When it came to the numbers, sales to date were only at $10,000 in three months. The company was selling eight-ounce containers at a price of $10 with a cost of $4.50 per unit. The goal for the investment money was to drive down the cost of production by investing in equipment and facilities, which would also allow them to buy larger quantities of fish at a time.

Daymond John was the first to drop out citing the fact that the company had not yet demonstrated scalability in a notoriously difficult market. Reluctantly, Lori Greiner bowed out for similar reasons. Kevin O'Leary wasn't a believer, but Mark Cuban seemed to have some faith. As the guys nervously kept trying to pitch, Cuban interrupted by offering what they asked for, and the pair quickly accepted the offer.

Reely Hooked Fish Company after Shark Tank

Steven Markley and James Arcaro left the Tank hooting and hollering with glee after making a deal, and they immediately channeled that energy right back into their own business. At the time Reely Hooked Fish Company appeared on "Shark Tank," the dip was being sold at just three breweries and one specialty store. The company expanded its business into farmers' markets and restaurants, with plans to get into retail stores quickly. They also announced that they were changing the fish from mackerel to wahoo.

The Facebook page was full of comments from folks who were eager to have the product shipped for them, but after the episode aired, Reely Hooked Fish Company was still not in a place to be able to ship its product. By March 2018, the company was able to launch a nationwide shipping program. In a Question and Answer session on Facebook Live about shipping, the founders explained that the high shipping costs were largely due to the nature of mailing a fresh product. It could not be shipped frozen with dry ice because it affects quality, so the only option was to ship the product in less than 48 hours. They also opted for more eco-friendly packaging than styrofoam, which further increased the shipping prices as well.

Regardless of the challenges, folks who could get their hands on a container of dip absolutely loved it. Out of 131 Facebook reviews, the product has a 4.8 rating.

Is Reely Hooked Fish Company still in business?

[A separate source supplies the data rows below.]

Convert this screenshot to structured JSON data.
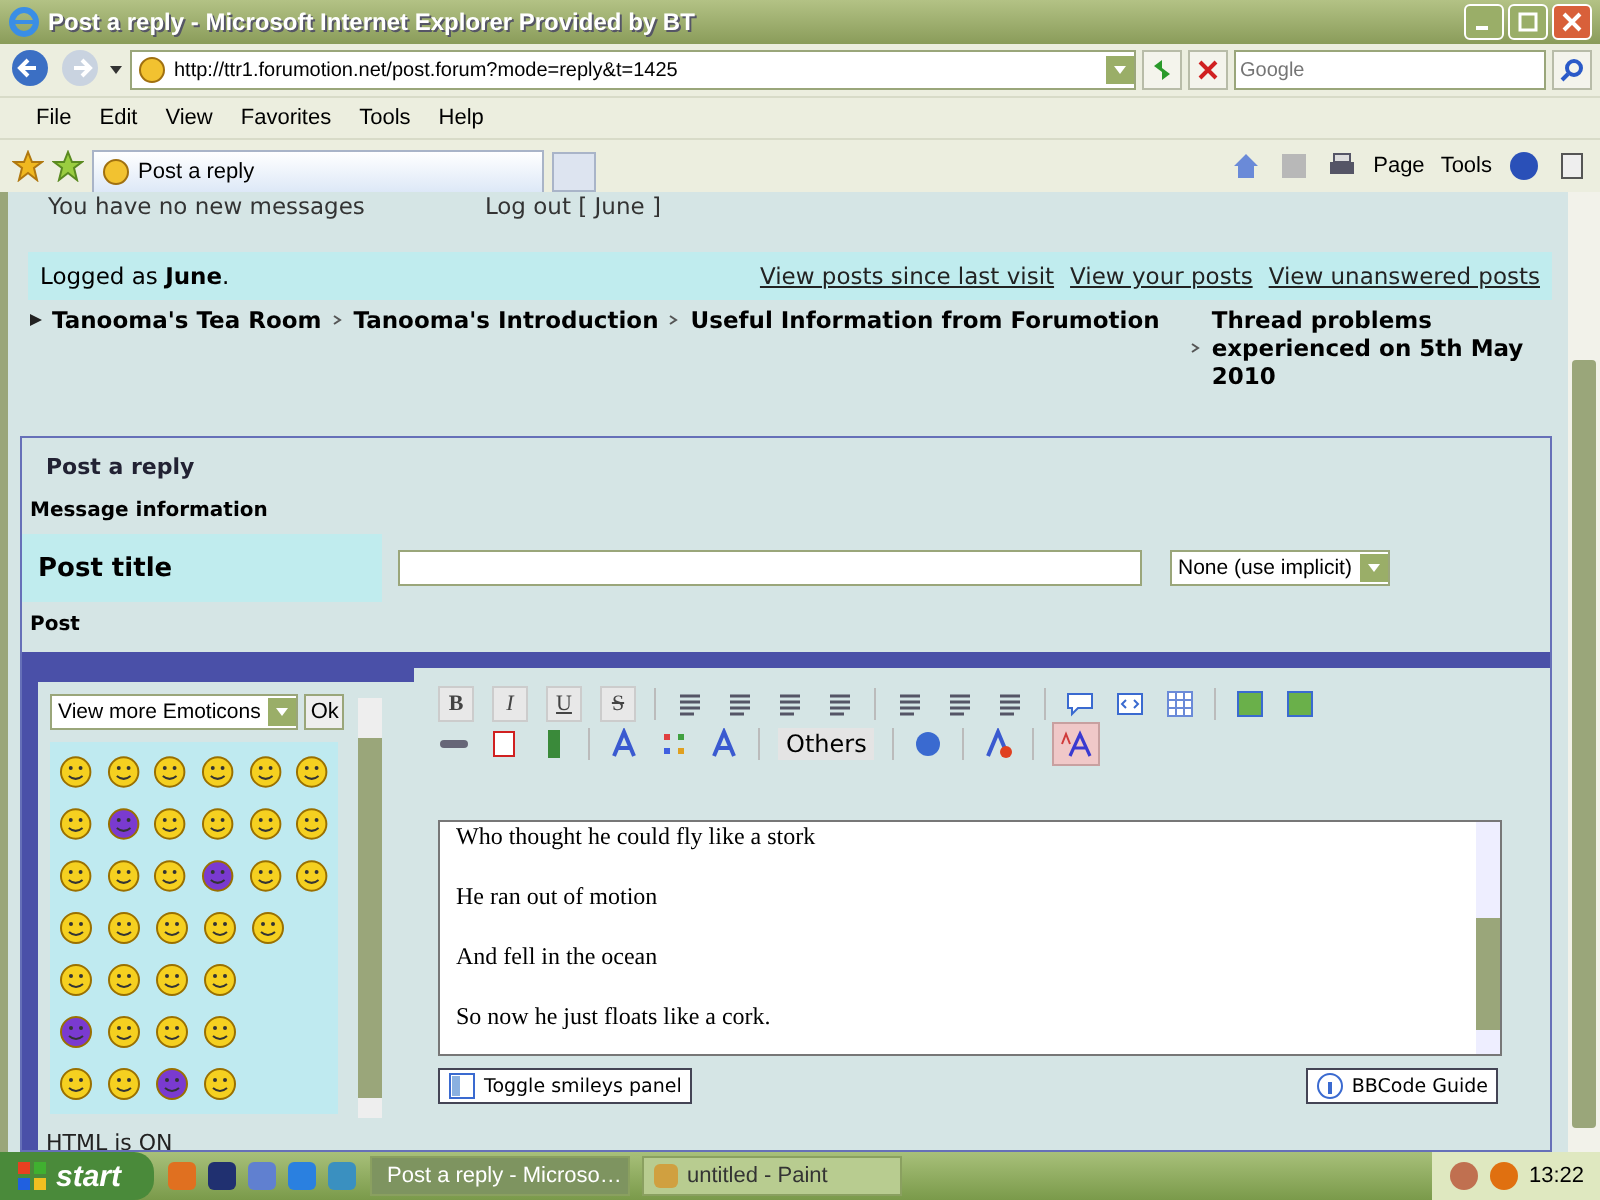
{
  "window": {
    "title": "Post a reply - Microsoft Internet Explorer Provided by BT"
  },
  "address_bar": {
    "url": "http://ttr1.forumotion.net/post.forum?mode=reply&t=1425"
  },
  "search": {
    "placeholder": "Google"
  },
  "menu": [
    "File",
    "Edit",
    "View",
    "Favorites",
    "Tools",
    "Help"
  ],
  "tabs": [
    {
      "label": "Post a reply",
      "selected": true
    }
  ],
  "command_bar": [
    "Page",
    "Tools"
  ],
  "page": {
    "top_links": [
      "You have no new messages",
      "Log out [ June ]"
    ],
    "logged_as": "Logged as **June**.",
    "quick_links": [
      "View posts since last visit",
      "View your posts",
      "View unanswered posts"
    ],
    "breadcrumbs": [
      "Tanooma's Tea Room",
      "Tanooma's Introduction",
      "Useful Information from Forumotion",
      "Thread problems experienced on 5th May 2010"
    ],
    "form": {
      "heading": "Post a reply",
      "section": "Message information",
      "title_label": "Post title",
      "icon_select": "None (use implicit)",
      "post_label": "Post",
      "emoticons_select": "View more Emoticons",
      "ok_button": "Ok",
      "html_status": "HTML is ON",
      "format_buttons": [
        "B",
        "I",
        "U",
        "S"
      ],
      "others_button": "Others",
      "mode_toggle": {
        "selected": true
      },
      "message_lines": [
        "Who thought he could fly like a stork",
        "He ran out of motion",
        "And fell in the ocean",
        "So now he just floats like a cork."
      ],
      "toggle_button": "Toggle smileys panel",
      "guide_button": "BBCode Guide"
    }
  },
  "taskbar": {
    "start": "start",
    "tasks": [
      {
        "label": "Post a reply - Microso…",
        "selected": true
      },
      {
        "label": "untitled - Paint",
        "selected": false
      }
    ],
    "clock": "13:22"
  }
}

Despite much enthusiasm from both founders and fans, it looks like Reely Hooked Fish Company went out with the tide. The website is down; Reely Hooked Fish Company is no longer listed on Mark Cuban's site; and the Facebook page has not been updated since July 2019.

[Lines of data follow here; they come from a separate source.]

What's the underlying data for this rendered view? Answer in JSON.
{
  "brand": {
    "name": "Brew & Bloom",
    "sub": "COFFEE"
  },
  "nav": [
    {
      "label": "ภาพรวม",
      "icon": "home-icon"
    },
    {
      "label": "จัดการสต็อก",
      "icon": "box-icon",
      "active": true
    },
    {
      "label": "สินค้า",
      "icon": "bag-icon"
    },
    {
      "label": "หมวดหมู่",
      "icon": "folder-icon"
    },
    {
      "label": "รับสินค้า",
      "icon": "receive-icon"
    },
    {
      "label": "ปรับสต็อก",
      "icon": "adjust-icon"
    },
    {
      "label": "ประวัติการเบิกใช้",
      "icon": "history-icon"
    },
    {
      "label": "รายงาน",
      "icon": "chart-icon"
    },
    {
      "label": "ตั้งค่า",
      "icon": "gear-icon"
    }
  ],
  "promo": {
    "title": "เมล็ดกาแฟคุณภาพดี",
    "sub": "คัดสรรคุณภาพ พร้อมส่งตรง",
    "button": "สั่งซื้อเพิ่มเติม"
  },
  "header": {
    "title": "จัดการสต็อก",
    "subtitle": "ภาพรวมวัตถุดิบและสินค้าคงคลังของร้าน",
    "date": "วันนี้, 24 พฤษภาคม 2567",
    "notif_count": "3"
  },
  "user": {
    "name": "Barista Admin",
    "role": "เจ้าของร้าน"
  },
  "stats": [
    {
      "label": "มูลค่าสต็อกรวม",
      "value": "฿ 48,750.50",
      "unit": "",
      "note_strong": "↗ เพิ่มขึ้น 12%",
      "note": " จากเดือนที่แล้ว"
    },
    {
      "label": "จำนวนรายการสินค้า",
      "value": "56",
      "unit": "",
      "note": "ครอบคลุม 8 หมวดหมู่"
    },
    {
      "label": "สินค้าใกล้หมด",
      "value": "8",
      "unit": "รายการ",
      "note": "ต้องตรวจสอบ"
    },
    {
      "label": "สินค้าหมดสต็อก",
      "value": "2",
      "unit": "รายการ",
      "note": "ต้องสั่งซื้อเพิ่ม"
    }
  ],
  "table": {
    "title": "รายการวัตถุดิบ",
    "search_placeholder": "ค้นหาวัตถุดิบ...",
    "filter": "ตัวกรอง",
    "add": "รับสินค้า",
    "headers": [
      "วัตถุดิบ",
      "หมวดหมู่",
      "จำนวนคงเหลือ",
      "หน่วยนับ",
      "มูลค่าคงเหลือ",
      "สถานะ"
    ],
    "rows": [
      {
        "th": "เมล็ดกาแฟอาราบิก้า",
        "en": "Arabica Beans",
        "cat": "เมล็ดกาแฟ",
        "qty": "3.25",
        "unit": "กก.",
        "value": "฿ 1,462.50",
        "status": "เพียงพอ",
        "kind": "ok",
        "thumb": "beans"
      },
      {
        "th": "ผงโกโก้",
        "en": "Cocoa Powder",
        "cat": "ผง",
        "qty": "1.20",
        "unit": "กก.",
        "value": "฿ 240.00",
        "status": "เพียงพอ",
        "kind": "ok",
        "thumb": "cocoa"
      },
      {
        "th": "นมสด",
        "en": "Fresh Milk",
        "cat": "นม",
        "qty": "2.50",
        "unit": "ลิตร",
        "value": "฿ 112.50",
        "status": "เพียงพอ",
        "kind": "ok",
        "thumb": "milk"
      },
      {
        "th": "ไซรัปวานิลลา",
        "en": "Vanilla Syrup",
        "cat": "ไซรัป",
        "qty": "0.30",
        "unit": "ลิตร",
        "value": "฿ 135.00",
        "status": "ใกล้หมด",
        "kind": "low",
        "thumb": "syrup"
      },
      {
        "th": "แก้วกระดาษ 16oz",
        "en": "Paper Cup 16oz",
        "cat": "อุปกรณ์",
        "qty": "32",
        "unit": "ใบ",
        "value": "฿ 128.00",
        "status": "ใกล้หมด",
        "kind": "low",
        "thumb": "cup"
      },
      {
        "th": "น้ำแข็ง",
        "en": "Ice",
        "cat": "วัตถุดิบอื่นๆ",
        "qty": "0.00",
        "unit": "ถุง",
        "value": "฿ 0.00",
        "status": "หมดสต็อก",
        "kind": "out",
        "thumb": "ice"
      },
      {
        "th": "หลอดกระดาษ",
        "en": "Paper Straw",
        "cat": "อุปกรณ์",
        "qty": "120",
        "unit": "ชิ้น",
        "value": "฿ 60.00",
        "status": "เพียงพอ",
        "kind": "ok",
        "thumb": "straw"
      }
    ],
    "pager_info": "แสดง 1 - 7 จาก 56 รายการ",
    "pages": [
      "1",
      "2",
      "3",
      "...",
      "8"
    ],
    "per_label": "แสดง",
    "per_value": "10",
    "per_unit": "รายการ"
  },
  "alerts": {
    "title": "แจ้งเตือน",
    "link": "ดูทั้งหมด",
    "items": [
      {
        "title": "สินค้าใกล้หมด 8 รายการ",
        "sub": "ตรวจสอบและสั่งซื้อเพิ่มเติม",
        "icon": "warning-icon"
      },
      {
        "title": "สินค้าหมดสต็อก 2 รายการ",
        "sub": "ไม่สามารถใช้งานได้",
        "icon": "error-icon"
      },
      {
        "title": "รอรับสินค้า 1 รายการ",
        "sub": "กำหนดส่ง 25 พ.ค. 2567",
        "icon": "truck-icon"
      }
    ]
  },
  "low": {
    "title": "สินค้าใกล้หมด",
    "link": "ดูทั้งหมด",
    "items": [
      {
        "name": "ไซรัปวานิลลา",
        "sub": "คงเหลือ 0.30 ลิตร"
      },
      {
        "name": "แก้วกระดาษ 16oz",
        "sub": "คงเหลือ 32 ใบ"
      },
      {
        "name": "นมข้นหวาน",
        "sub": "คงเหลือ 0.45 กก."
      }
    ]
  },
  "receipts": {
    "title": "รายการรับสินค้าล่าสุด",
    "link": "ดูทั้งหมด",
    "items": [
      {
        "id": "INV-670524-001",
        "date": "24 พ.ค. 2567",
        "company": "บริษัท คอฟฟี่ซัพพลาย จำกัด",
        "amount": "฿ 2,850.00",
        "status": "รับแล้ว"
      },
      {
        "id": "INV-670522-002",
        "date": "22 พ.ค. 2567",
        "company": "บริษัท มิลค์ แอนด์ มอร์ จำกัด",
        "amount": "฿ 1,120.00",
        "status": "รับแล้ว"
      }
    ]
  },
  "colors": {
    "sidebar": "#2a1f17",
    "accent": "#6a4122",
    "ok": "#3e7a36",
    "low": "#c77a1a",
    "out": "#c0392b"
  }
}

It really did seem like the Reely Hooked Fish Company was poised to keep trucking along, but what actually happened remains unclear. Leading up to the final days, the company continued to highlight new partnerships with restaurants and reiterate its commitment to providing an affordable retail product. In the comments, fans stayed engaged, giving compliments and begging for the dip to be made available in nearby stores. In a Facebook post made in August 2018, the business even hinted at expanding distribution. The final post from the company was actually a poll asking whether they should set up a smokehouse on the East or West Coast.

What is next for Steven Markley and James Arcaro?

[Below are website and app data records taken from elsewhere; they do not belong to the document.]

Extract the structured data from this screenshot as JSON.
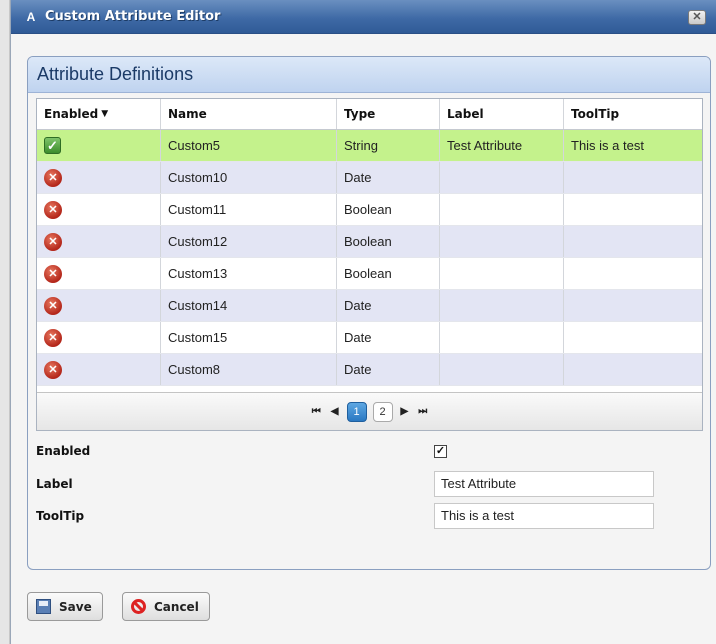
{
  "window": {
    "title": "Custom Attribute Editor",
    "close_label": "✕"
  },
  "panel": {
    "title": "Attribute Definitions"
  },
  "table": {
    "columns": [
      "Enabled",
      "Name",
      "Type",
      "Label",
      "ToolTip"
    ],
    "sort_icon": "sort-desc-icon",
    "rows": [
      {
        "enabled": true,
        "name": "Custom5",
        "type": "String",
        "label": "Test Attribute",
        "tooltip": "This is a test"
      },
      {
        "enabled": false,
        "name": "Custom10",
        "type": "Date",
        "label": "",
        "tooltip": ""
      },
      {
        "enabled": false,
        "name": "Custom11",
        "type": "Boolean",
        "label": "",
        "tooltip": ""
      },
      {
        "enabled": false,
        "name": "Custom12",
        "type": "Boolean",
        "label": "",
        "tooltip": ""
      },
      {
        "enabled": false,
        "name": "Custom13",
        "type": "Boolean",
        "label": "",
        "tooltip": ""
      },
      {
        "enabled": false,
        "name": "Custom14",
        "type": "Date",
        "label": "",
        "tooltip": ""
      },
      {
        "enabled": false,
        "name": "Custom15",
        "type": "Date",
        "label": "",
        "tooltip": ""
      },
      {
        "enabled": false,
        "name": "Custom8",
        "type": "Date",
        "label": "",
        "tooltip": ""
      }
    ],
    "selected_row": 0
  },
  "pager": {
    "pages": [
      "1",
      "2"
    ],
    "current_page": "1"
  },
  "form": {
    "enabled_label": "Enabled",
    "enabled_checked": true,
    "label_label": "Label",
    "label_value": "Test Attribute",
    "tooltip_label": "ToolTip",
    "tooltip_value": "This is a test"
  },
  "buttons": {
    "save": "Save",
    "cancel": "Cancel"
  },
  "colors": {
    "title_bar": "#3f6aa6",
    "selected_row": "#c4f28c",
    "alt_row": "#e3e5f4",
    "enabled_icon": "#3c8c2c",
    "disabled_icon": "#b3261a"
  }
}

Both entrepreneurs quit their firefighting jobs to work with Reely Hooked Fish Company full-time, but Steven Markley went on to pursue other projects after his company went under. At the time of writing, James Arcaro does not appear to have any sort of internet presence, so his current ventures are not known.

On the other hand, Markley has an active LinkedIn and lists himself as a "life enthusiast," "entrepreneur," and "coastal culinary aficionado." In fact, as of November 2023, he is the business owner of D.J. Fischers Seafood Market & Provisions, and the grand opening was in December 2023. He and his wife bought the business from another seafood monger in Port Richey, Florida.

Presently, the business has 37 reviews and an impressive five-star rating on Google. The Facebook and Instagram pages are both active. It looks like Markley is taking what he learned from his "Shark Tank" experience into new waters, and according to a post on Facebook, and a listing on the market's website, Reely Hooked Fish Company Dip is still on the menu with its original recipe.